This means that the oncologists cannot diagnose based on where the cancer is found in the body alone. Further, they cannot simply use the same medicine to treat the same type of tumour in two different patients.
“It’s not unreasonable to think that we’ll overhaul our cancer classification system within the next ten years. It looks like more and more like we should look at what changes in people’s genetic material are behind the disease,” says Olsen.
Another problem is that cancer appears to develop due to completely different reasons from one person to another. This is down to our individual DNA.
“If we study 10,000 people who’ve been exposed to some substances that we know are carcinogenic, then perhaps just ten, five, or one per cent of those will develop cancer. Why? I think it’s down to the interaction between you genetic composition and external influences,” says Olsen.
Part of the fight against cancer is to try to prevent it developing in the first place. Or at least to develop early detection techniques to spot cases in time to stop the disease before it mutates and spreads.
We already know how to do that for a couple of types of cancer.
In Denmark, for example, between 164,000 to 374,000 people develop cancer because of avoidable habits or lifestyle factors such as smoking, sunbathing without protection, unhealthy diet, exposure to HPV infections, or carcinogenic substances, and radioactivity.
Effective information and campaigns can help reduce cases of cancer, says Olsen.

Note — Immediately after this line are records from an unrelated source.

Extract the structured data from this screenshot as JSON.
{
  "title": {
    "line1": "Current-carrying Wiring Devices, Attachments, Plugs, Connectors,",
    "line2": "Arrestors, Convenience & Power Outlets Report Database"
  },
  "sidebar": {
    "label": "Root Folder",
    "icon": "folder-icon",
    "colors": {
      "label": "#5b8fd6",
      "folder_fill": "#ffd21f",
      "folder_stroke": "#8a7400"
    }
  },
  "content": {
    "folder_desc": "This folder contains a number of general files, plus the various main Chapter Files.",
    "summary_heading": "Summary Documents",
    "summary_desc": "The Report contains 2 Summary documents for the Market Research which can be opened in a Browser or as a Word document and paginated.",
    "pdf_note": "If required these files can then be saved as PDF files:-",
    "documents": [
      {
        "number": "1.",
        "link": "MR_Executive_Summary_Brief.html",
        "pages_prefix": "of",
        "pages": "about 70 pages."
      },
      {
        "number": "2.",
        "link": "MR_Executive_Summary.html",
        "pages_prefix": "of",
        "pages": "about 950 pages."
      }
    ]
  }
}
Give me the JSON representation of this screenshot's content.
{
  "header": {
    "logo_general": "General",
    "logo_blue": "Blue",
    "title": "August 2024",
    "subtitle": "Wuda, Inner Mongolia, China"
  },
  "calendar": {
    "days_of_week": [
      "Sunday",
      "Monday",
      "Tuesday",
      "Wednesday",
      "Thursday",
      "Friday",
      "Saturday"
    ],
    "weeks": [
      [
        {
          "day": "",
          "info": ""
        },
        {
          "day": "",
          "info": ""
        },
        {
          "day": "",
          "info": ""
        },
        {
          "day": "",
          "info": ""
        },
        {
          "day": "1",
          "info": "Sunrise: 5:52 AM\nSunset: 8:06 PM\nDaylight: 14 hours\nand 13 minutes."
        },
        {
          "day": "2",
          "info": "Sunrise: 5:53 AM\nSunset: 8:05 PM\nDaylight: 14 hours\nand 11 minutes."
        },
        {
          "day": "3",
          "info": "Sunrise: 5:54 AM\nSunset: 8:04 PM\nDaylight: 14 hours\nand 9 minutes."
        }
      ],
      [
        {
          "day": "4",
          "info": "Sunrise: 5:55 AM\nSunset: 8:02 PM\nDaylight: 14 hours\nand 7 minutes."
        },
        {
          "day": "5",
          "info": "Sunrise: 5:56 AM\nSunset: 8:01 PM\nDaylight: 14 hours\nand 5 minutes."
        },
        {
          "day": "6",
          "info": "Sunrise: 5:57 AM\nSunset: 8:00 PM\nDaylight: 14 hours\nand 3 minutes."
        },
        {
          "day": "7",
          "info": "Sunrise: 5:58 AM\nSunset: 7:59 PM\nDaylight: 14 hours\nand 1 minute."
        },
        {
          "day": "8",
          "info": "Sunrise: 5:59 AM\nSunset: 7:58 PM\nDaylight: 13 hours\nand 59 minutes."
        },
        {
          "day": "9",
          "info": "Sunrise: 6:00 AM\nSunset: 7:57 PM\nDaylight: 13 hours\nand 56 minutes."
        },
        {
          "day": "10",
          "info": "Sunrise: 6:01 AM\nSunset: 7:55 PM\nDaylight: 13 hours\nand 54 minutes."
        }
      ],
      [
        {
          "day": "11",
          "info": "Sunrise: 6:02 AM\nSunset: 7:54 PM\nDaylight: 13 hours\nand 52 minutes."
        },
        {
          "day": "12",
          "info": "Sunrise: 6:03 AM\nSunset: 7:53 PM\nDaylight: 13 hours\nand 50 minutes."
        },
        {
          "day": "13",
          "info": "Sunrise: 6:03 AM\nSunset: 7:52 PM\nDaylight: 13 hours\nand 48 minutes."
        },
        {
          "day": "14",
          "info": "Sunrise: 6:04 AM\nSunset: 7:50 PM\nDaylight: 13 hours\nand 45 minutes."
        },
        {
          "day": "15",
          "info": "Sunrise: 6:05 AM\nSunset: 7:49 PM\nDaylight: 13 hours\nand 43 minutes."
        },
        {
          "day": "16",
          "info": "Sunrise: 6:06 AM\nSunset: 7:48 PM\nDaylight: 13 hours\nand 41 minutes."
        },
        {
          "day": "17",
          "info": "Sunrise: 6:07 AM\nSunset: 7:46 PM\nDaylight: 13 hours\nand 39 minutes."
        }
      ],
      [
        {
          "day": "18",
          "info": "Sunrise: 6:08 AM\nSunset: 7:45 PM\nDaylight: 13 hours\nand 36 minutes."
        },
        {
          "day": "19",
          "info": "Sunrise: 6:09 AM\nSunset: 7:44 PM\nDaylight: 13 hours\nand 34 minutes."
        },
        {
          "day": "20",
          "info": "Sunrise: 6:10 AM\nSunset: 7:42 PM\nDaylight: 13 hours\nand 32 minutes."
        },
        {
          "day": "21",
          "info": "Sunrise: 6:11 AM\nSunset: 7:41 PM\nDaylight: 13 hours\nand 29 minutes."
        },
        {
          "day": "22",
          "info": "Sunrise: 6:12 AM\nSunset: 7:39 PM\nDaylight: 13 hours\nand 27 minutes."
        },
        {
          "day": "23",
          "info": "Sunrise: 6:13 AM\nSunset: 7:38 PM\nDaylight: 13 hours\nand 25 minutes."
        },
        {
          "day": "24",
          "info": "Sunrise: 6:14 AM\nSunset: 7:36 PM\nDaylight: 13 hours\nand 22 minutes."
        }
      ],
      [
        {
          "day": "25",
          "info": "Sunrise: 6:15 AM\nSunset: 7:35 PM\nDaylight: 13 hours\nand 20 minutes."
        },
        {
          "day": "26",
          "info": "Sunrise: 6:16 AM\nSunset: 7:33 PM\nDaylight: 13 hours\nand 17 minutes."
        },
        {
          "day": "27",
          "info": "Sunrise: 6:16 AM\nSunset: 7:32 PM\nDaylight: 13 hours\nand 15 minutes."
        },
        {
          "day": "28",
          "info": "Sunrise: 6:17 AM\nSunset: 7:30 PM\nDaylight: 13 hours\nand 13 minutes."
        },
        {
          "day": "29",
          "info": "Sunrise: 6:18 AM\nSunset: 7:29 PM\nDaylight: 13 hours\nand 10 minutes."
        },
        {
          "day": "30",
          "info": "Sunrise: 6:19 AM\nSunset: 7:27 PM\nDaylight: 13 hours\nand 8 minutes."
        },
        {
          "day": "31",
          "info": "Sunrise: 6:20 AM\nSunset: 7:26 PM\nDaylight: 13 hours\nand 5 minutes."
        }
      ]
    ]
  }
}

“It’s important to remember that prevention and early diagnosis will be key players in the coming years when it comes to putting the brakes on cancer,” he says.